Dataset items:
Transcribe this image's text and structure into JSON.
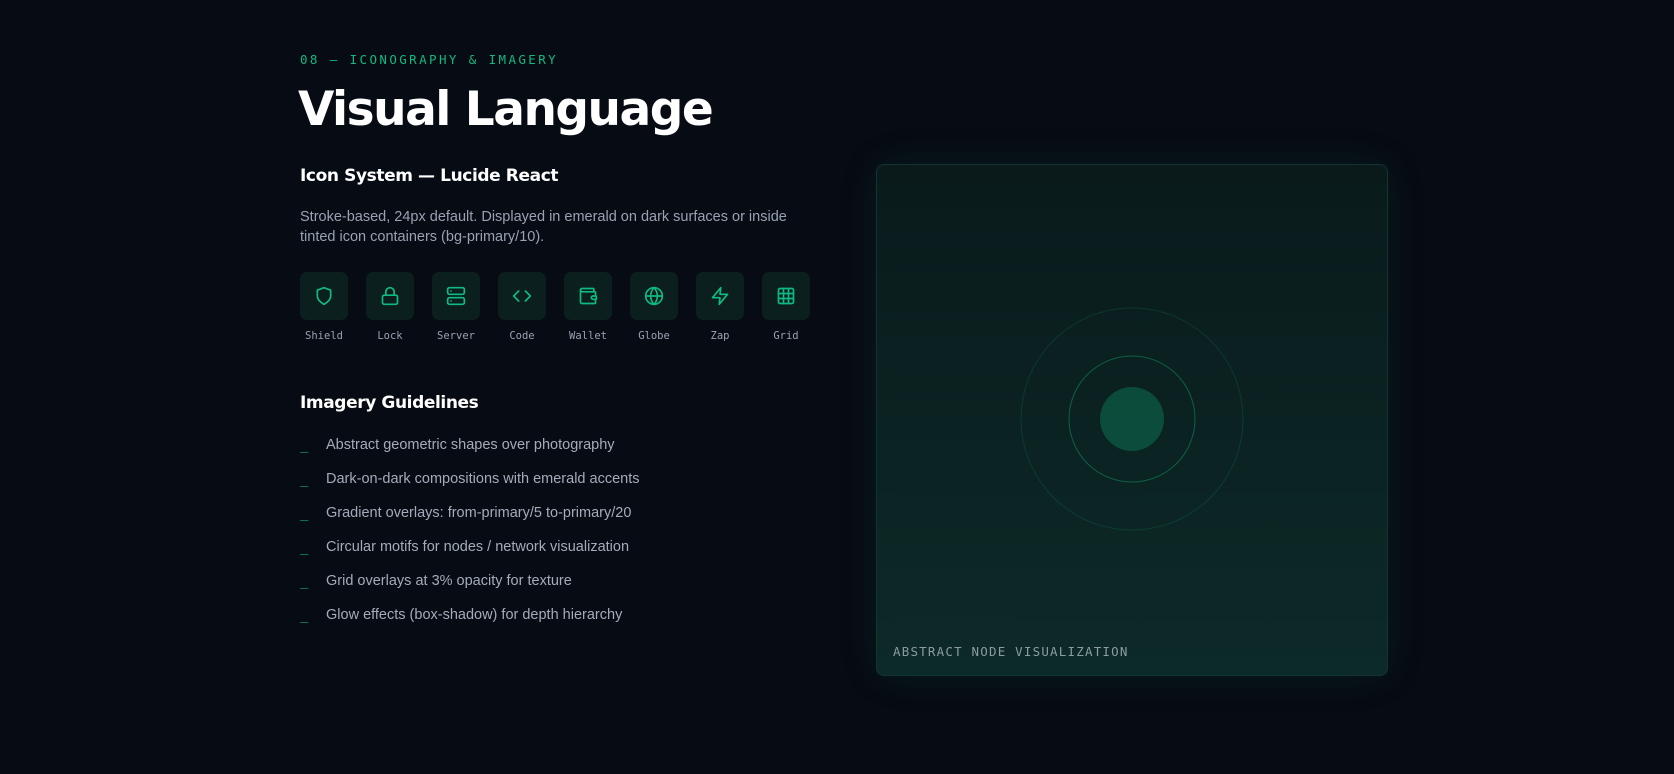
{
  "section": {
    "eyebrow": "08 — ICONOGRAPHY & IMAGERY",
    "title": "Visual Language"
  },
  "icon_system": {
    "heading": "Icon System — Lucide React",
    "description": "Stroke-based, 24px default. Displayed in emerald on dark surfaces or inside tinted icon containers (bg-primary/10).",
    "icons": [
      {
        "label": "Shield",
        "icon": "shield-icon"
      },
      {
        "label": "Lock",
        "icon": "lock-icon"
      },
      {
        "label": "Server",
        "icon": "server-icon"
      },
      {
        "label": "Code",
        "icon": "code-icon"
      },
      {
        "label": "Wallet",
        "icon": "wallet-icon"
      },
      {
        "label": "Globe",
        "icon": "globe-icon"
      },
      {
        "label": "Zap",
        "icon": "zap-icon"
      },
      {
        "label": "Grid",
        "icon": "grid-icon"
      }
    ]
  },
  "imagery": {
    "heading": "Imagery Guidelines",
    "marker": "_",
    "items": [
      "Abstract geometric shapes over photography",
      "Dark-on-dark compositions with emerald accents",
      "Gradient overlays: from-primary/5 to-primary/20",
      "Circular motifs for nodes / network visualization",
      "Grid overlays at 3% opacity for texture",
      "Glow effects (box-shadow) for depth hierarchy"
    ]
  },
  "visualization": {
    "caption": "ABSTRACT NODE VISUALIZATION"
  },
  "colors": {
    "background": "#070b13",
    "accent": "#10b981",
    "text_muted": "#98a2b3",
    "panel": "#0c2a28"
  }
}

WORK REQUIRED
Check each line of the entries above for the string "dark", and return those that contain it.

EXERCISE RESPONSE
    "description": "Stroke-based, 24px default. Displayed in emerald on dark surfaces or inside tinted icon containers (bg-primary/10).",
      "Dark-on-dark compositions with emerald accents",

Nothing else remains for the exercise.